I spent some time last week with a networking vendor who demonstrated to us their voice system. Only it wasn’t about phones. Or dial plans. Or even voicemail. The demo was more like…”Yeah, yeah. Voice, phones, voicemail, SRST. Blah, blah, blah. That’s boring. It’s all about *collaboration* now.” The majority of the demo was about instant messaging integration, mail system integration, ring-everywhere, etc. And video. Oh my. Video. They talked about video like it’s the revolution that’s going to save remote workers from the ignominy of having to work outside of that much loved bastion of productivity, the cubicle. Right. If I never saw my cubicle again, I’d wake up a happier man.
Video on your iPhone. Video on your iPad. Video on your Android. Video with your IM client. Video-capable phones that sit on your desk. Fancy HD video phones with largish screens that could still sit on your desk. You’d think the world couldn’t communicate without seeing one another’s ugly faces.
Here’s my two cents. Video is not the new voice. I don’t want it. I don’t need it. I’ve lived quite a long time without it. While I can see some value in an HD conference room where remote participants seem to be in the room with you, I don’t get this “video everywhere” idea. Being able to see people remotely is fun. A novelty. Or put another way…video is more of a toy and less of a business need. Something to stroke the ego of executives who think they need to see and be seen every time they open their mouths. I don’t see the business problem video solves, or we’d have had it sooner. I installed video conferencing gear over a decade ago. It’s not like the technology is new.
On the other hand, I do see problems ubiquitous video could create.
- Hardware upgrades required. Phone with cameras.

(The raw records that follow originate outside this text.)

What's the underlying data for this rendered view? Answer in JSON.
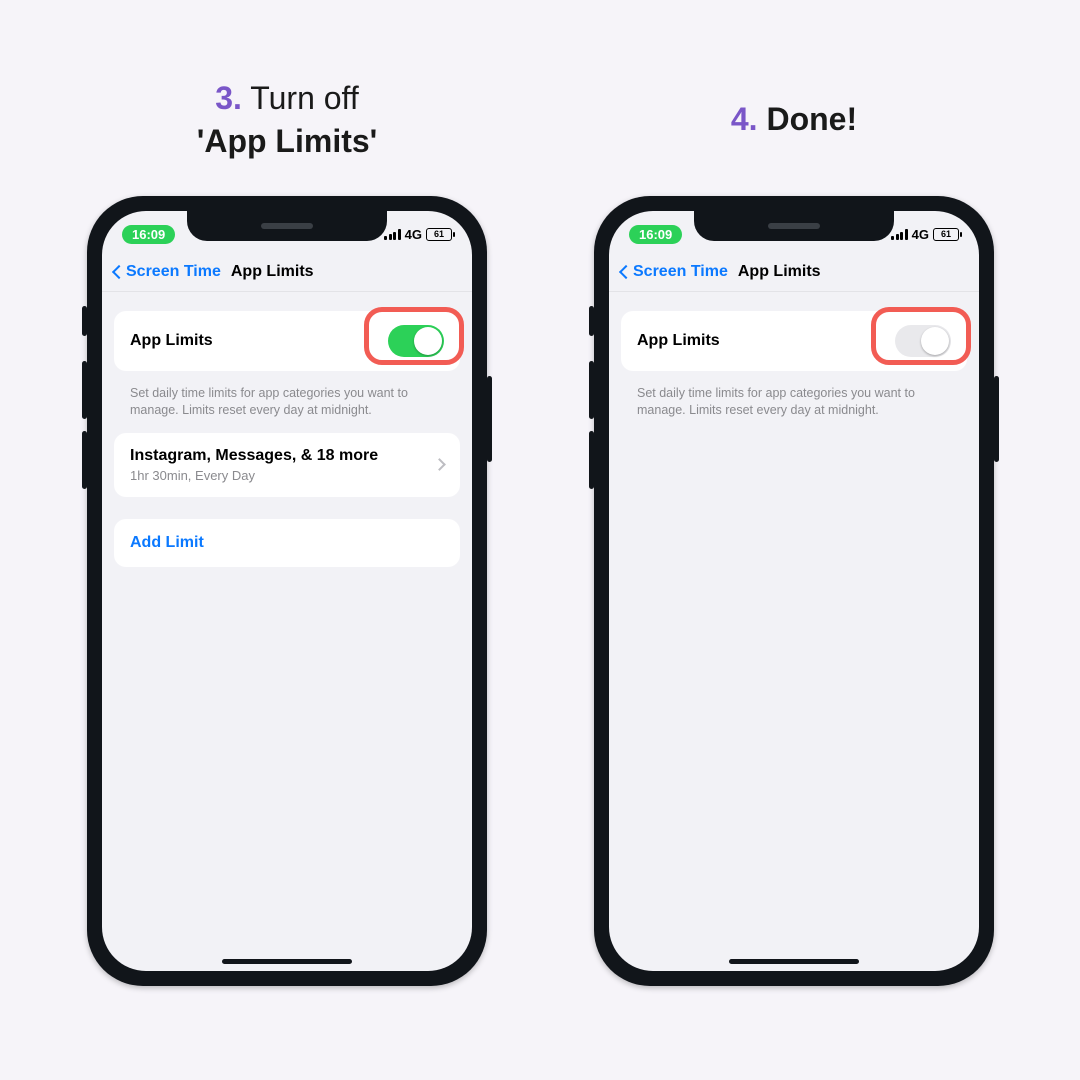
{
  "steps": {
    "left": {
      "num": "3.",
      "line1_rest": " Turn off",
      "line2": "'App Limits'"
    },
    "right": {
      "num": "4.",
      "rest": " Done!"
    }
  },
  "status": {
    "time": "16:09",
    "network": "4G",
    "battery": "61"
  },
  "nav": {
    "back": "Screen Time",
    "title": "App Limits"
  },
  "appLimits": {
    "label": "App Limits",
    "caption": "Set daily time limits for app categories you want to manage. Limits reset every day at midnight."
  },
  "limitItem": {
    "title": "Instagram, Messages, & 18 more",
    "subtitle": "1hr 30min, Every Day"
  },
  "addLimit": "Add Limit"
}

Phones with screens. Cameras for workstations that don’t have one built-in. $.
- Software upgrades required and/or license upgrades required. $.
- Bandwidth upgrades required. No matter how you slice it, video eats bits. Start pumping video across the wide area, and you’ll eat those expensive bits faster. Much faster, especially if you try to crank up the stream quality. So getcha a bigger pipe. Oh, and maybe a bigger router to go with it, because that 27xx terminating that T1/E1 you’ve been hanging onto maybe ain’t gonna cut it anymore. $.
- QoS challenges. So you finally sorted out QoS for your audio streams, and don’t have that many call quality complaints now. Great! Welcome to video, where you can work on that same project again. Not that bad, those of you that have done it? Well, there must be something to it. Cisco didn’t come up with Medianet because of how straightforward the issues are to overcome.
- Client challenges. I can hear it now…my IM client can’t use my camera because something else is using it! What do I do? Etc. Bah. Who needs that sort of a support headache?
You know that Skype includes free video, right? How often do I use it? Let me see…almost never. Why? I don’t need to see who I’m talking to, and most of the time, I’m multitasking anyway. I’m not even looking at them. Plus…cameras are never aimed quite right. When you are looking at the remote video, the person on the other side is almost never looking AT you. They are looking off to the side, or down at their keyboard, whatever. It’s more like voyeurism then having a face-to-face conversation.
Seriously. We can live without video everywhere. And I’m betting most businesses are going to feel the same way.
Am I missing it? Is video *all that*?